Items from a dataset:
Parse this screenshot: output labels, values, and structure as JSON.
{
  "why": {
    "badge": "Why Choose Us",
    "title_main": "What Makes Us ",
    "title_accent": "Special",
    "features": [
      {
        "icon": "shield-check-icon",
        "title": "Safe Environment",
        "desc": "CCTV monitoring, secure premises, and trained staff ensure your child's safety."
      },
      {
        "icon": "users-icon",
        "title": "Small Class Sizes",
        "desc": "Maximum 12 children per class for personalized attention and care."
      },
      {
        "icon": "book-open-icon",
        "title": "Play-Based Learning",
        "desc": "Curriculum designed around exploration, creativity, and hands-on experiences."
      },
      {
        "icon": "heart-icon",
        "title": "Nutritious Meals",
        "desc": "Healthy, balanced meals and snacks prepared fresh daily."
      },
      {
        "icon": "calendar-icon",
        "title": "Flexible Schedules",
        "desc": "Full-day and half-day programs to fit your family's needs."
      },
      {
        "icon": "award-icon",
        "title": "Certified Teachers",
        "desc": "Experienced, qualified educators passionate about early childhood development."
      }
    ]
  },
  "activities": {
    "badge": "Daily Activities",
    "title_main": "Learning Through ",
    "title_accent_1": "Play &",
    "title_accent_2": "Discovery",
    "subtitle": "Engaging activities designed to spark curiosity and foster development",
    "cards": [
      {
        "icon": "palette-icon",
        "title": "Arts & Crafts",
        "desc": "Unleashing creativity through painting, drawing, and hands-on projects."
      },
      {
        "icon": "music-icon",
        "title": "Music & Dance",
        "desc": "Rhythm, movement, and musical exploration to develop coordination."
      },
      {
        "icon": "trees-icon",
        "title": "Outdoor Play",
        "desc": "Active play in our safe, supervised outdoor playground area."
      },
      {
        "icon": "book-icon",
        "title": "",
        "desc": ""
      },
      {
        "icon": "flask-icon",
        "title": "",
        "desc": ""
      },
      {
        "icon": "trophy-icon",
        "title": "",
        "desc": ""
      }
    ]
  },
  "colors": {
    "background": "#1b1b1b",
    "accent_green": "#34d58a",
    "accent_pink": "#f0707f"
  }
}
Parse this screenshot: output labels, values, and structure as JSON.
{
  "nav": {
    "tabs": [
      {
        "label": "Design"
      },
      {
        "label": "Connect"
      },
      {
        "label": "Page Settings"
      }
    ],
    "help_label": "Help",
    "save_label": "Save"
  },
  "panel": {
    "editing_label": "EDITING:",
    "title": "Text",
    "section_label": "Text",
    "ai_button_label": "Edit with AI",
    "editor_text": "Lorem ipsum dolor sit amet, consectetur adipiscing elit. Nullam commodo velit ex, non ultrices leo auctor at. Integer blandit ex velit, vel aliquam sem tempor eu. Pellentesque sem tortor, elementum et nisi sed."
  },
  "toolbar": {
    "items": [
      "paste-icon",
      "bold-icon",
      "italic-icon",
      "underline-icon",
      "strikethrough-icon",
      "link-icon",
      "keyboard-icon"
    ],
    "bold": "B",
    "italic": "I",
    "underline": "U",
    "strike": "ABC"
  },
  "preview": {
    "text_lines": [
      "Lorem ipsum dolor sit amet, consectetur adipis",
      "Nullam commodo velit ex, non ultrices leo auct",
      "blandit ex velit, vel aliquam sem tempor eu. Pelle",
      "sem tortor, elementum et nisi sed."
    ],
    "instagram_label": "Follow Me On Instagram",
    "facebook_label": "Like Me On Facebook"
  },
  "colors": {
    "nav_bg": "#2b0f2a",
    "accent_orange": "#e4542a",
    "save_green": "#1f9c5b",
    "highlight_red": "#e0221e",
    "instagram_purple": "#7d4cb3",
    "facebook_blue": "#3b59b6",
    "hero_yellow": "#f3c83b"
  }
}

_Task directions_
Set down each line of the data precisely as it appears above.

_Response to this task_
Parse this screenshot: output labels, values, and structure as JSON.
{
  "why": {
    "badge": "Why Choose Us",
    "title_main": "What Makes Us ",
    "title_accent": "Special",
    "features": [
      {
        "icon": "shield-check-icon",
        "title": "Safe Environment",
        "desc": "CCTV monitoring, secure premises, and trained staff ensure your child's safety."
      },
      {
        "icon": "users-icon",
        "title": "Small Class Sizes",
        "desc": "Maximum 12 children per class for personalized attention and care."
      },
      {
        "icon": "book-open-icon",
        "title": "Play-Based Learning",
        "desc": "Curriculum designed around exploration, creativity, and hands-on experiences."
      },
      {
        "icon": "heart-icon",
        "title": "Nutritious Meals",
        "desc": "Healthy, balanced meals and snacks prepared fresh daily."
      },
      {
        "icon": "calendar-icon",
        "title": "Flexible Schedules",
        "desc": "Full-day and half-day programs to fit your family's needs."
      },
      {
        "icon": "award-icon",
        "title": "Certified Teachers",
        "desc": "Experienced, qualified educators passionate about early childhood development."
      }
    ]
  },
  "activities": {
    "badge": "Daily Activities",
    "title_main": "Learning Through ",
    "title_accent_1": "Play &",
    "title_accent_2": "Discovery",
    "subtitle": "Engaging activities designed to spark curiosity and foster development",
    "cards": [
      {
        "icon": "palette-icon",
        "title": "Arts & Crafts",
        "desc": "Unleashing creativity through painting, drawing, and hands-on projects."
      },
      {
        "icon": "music-icon",
        "title": "Music & Dance",
        "desc": "Rhythm, movement, and musical exploration to develop coordination."
      },
      {
        "icon": "trees-icon",
        "title": "Outdoor Play",
        "desc": "Active play in our safe, supervised outdoor playground area."
      },
      {
        "icon": "book-icon",
        "title": "",
        "desc": ""
      },
      {
        "icon": "flask-icon",
        "title": "",
        "desc": ""
      },
      {
        "icon": "trophy-icon",
        "title": "",
        "desc": ""
      }
    ]
  },
  "colors": {
    "background": "#1b1b1b",
    "accent_green": "#34d58a",
    "accent_pink": "#f0707f"
  }
}
Parse this screenshot: output labels, values, and structure as JSON.
{
  "nav": {
    "tabs": [
      {
        "label": "Design"
      },
      {
        "label": "Connect"
      },
      {
        "label": "Page Settings"
      }
    ],
    "help_label": "Help",
    "save_label": "Save"
  },
  "panel": {
    "editing_label": "EDITING:",
    "title": "Text",
    "section_label": "Text",
    "ai_button_label": "Edit with AI",
    "editor_text": "Lorem ipsum dolor sit amet, consectetur adipiscing elit. Nullam commodo velit ex, non ultrices leo auctor at. Integer blandit ex velit, vel aliquam sem tempor eu. Pellentesque sem tortor, elementum et nisi sed."
  },
  "toolbar": {
    "items": [
      "paste-icon",
      "bold-icon",
      "italic-icon",
      "underline-icon",
      "strikethrough-icon",
      "link-icon",
      "keyboard-icon"
    ],
    "bold": "B",
    "italic": "I",
    "underline": "U",
    "strike": "ABC"
  },
  "preview": {
    "text_lines": [
      "Lorem ipsum dolor sit amet, consectetur adipis",
      "Nullam commodo velit ex, non ultrices leo auct",
      "blandit ex velit, vel aliquam sem tempor eu. Pelle",
      "sem tortor, elementum et nisi sed."
    ],
    "instagram_label": "Follow Me On Instagram",
    "facebook_label": "Like Me On Facebook"
  },
  "colors": {
    "nav_bg": "#2b0f2a",
    "accent_orange": "#e4542a",
    "save_green": "#1f9c5b",
    "highlight_red": "#e0221e",
    "instagram_purple": "#7d4cb3",
    "facebook_blue": "#3b59b6",
    "hero_yellow": "#f3c83b"
  }
}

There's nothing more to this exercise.